• **WHAT THIS TASK INVOLVES**:
Type out the whole listing again exactly, pictures omitted.

-- Opening Marker --

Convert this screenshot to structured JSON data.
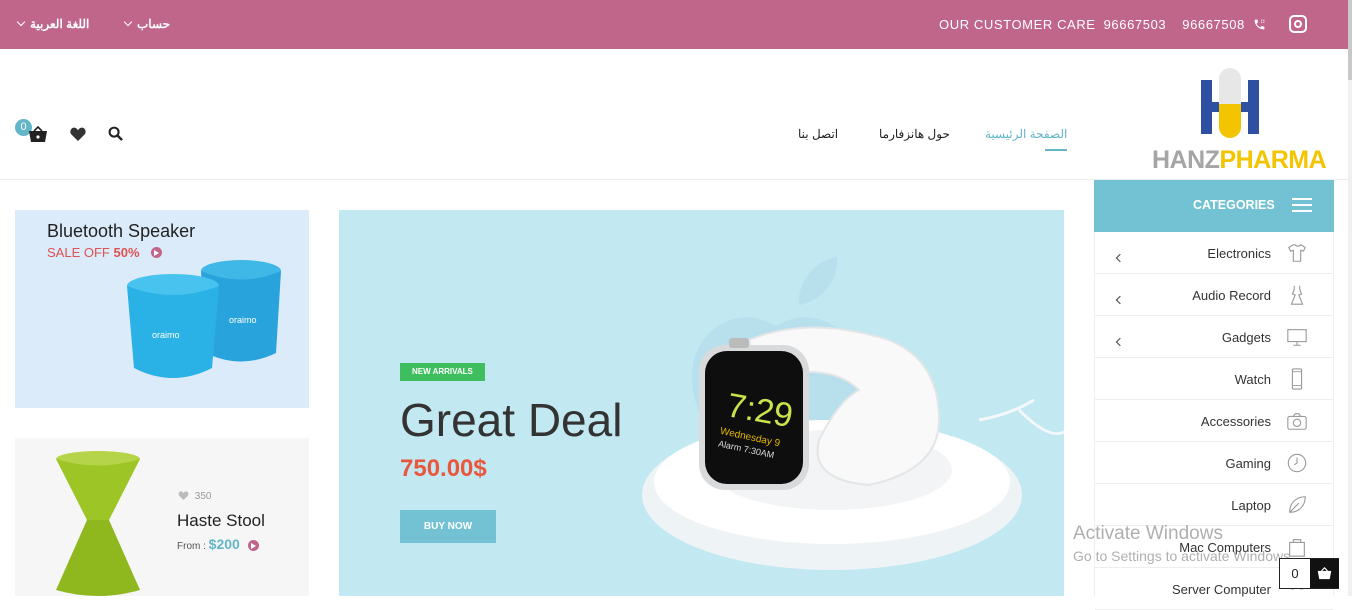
{
  "topbar": {
    "language": "اللغة العربية",
    "account": "حساب",
    "care_label": "OUR CUSTOMER CARE",
    "phone_1": "96667503",
    "phone_2": "96667508"
  },
  "header": {
    "cart_count": "0",
    "nav": {
      "home": "الصفحة الرئيسية",
      "about": "حول هانزفارما",
      "contact": "اتصل بنا"
    },
    "logo": {
      "part1": "HANZ",
      "part2": "PHARMA"
    }
  },
  "categories": {
    "title": "CATEGORIES",
    "items": [
      {
        "label": "Electronics",
        "icon": "tshirt-icon",
        "has_sub": true
      },
      {
        "label": "Audio Record",
        "icon": "dress-icon",
        "has_sub": true
      },
      {
        "label": "Gadgets",
        "icon": "monitor-icon",
        "has_sub": true
      },
      {
        "label": "Watch",
        "icon": "phone-icon",
        "has_sub": false
      },
      {
        "label": "Accessories",
        "icon": "camera-icon",
        "has_sub": false
      },
      {
        "label": "Gaming",
        "icon": "clock-icon",
        "has_sub": false
      },
      {
        "label": "Laptop",
        "icon": "leaf-icon",
        "has_sub": false
      },
      {
        "label": "Mac Computers",
        "icon": "bag-icon",
        "has_sub": false
      },
      {
        "label": "Server Computer",
        "icon": "group-icon",
        "has_sub": false
      }
    ]
  },
  "banners": {
    "speaker": {
      "title": "Bluetooth Speaker",
      "sale_text": "SALE OFF",
      "sale_pct": "50%",
      "brand": "oraimo"
    },
    "stool": {
      "likes": "350",
      "name": "Haste Stool",
      "from": "From :",
      "price": "$200"
    }
  },
  "hero": {
    "tag": "NEW ARRIVALS",
    "title": "Great Deal",
    "price": "750.00$",
    "cta": "BUY NOW",
    "watch_time": "7:29",
    "watch_date": "Wednesday 9",
    "watch_alarm": "Alarm 7:30AM"
  },
  "watermark": {
    "line1": "Activate Windows",
    "line2": "Go to Settings to activate Windows."
  },
  "floating_cart": {
    "count": "0"
  },
  "colors": {
    "topbar": "#c0668b",
    "accent": "#73c2d3",
    "hero_bg": "#c2e8f2",
    "price": "#e9573f",
    "tag": "#3fbe5f"
  }
}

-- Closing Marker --

• **WORKED SOLUTION**:
Convert this screenshot to structured JSON data.
{
  "topbar": {
    "language": "اللغة العربية",
    "account": "حساب",
    "care_label": "OUR CUSTOMER CARE",
    "phone_1": "96667503",
    "phone_2": "96667508"
  },
  "header": {
    "cart_count": "0",
    "nav": {
      "home": "الصفحة الرئيسية",
      "about": "حول هانزفارما",
      "contact": "اتصل بنا"
    },
    "logo": {
      "part1": "HANZ",
      "part2": "PHARMA"
    }
  },
  "categories": {
    "title": "CATEGORIES",
    "items": [
      {
        "label": "Electronics",
        "icon": "tshirt-icon",
        "has_sub": true
      },
      {
        "label": "Audio Record",
        "icon": "dress-icon",
        "has_sub": true
      },
      {
        "label": "Gadgets",
        "icon": "monitor-icon",
        "has_sub": true
      },
      {
        "label": "Watch",
        "icon": "phone-icon",
        "has_sub": false
      },
      {
        "label": "Accessories",
        "icon": "camera-icon",
        "has_sub": false
      },
      {
        "label": "Gaming",
        "icon": "clock-icon",
        "has_sub": false
      },
      {
        "label": "Laptop",
        "icon": "leaf-icon",
        "has_sub": false
      },
      {
        "label": "Mac Computers",
        "icon": "bag-icon",
        "has_sub": false
      },
      {
        "label": "Server Computer",
        "icon": "group-icon",
        "has_sub": false
      }
    ]
  },
  "banners": {
    "speaker": {
      "title": "Bluetooth Speaker",
      "sale_text": "SALE OFF",
      "sale_pct": "50%",
      "brand": "oraimo"
    },
    "stool": {
      "likes": "350",
      "name": "Haste Stool",
      "from": "From :",
      "price": "$200"
    }
  },
  "hero": {
    "tag": "NEW ARRIVALS",
    "title": "Great Deal",
    "price": "750.00$",
    "cta": "BUY NOW",
    "watch_time": "7:29",
    "watch_date": "Wednesday 9",
    "watch_alarm": "Alarm 7:30AM"
  },
  "watermark": {
    "line1": "Activate Windows",
    "line2": "Go to Settings to activate Windows."
  },
  "floating_cart": {
    "count": "0"
  },
  "colors": {
    "topbar": "#c0668b",
    "accent": "#73c2d3",
    "hero_bg": "#c2e8f2",
    "price": "#e9573f",
    "tag": "#3fbe5f"
  }
}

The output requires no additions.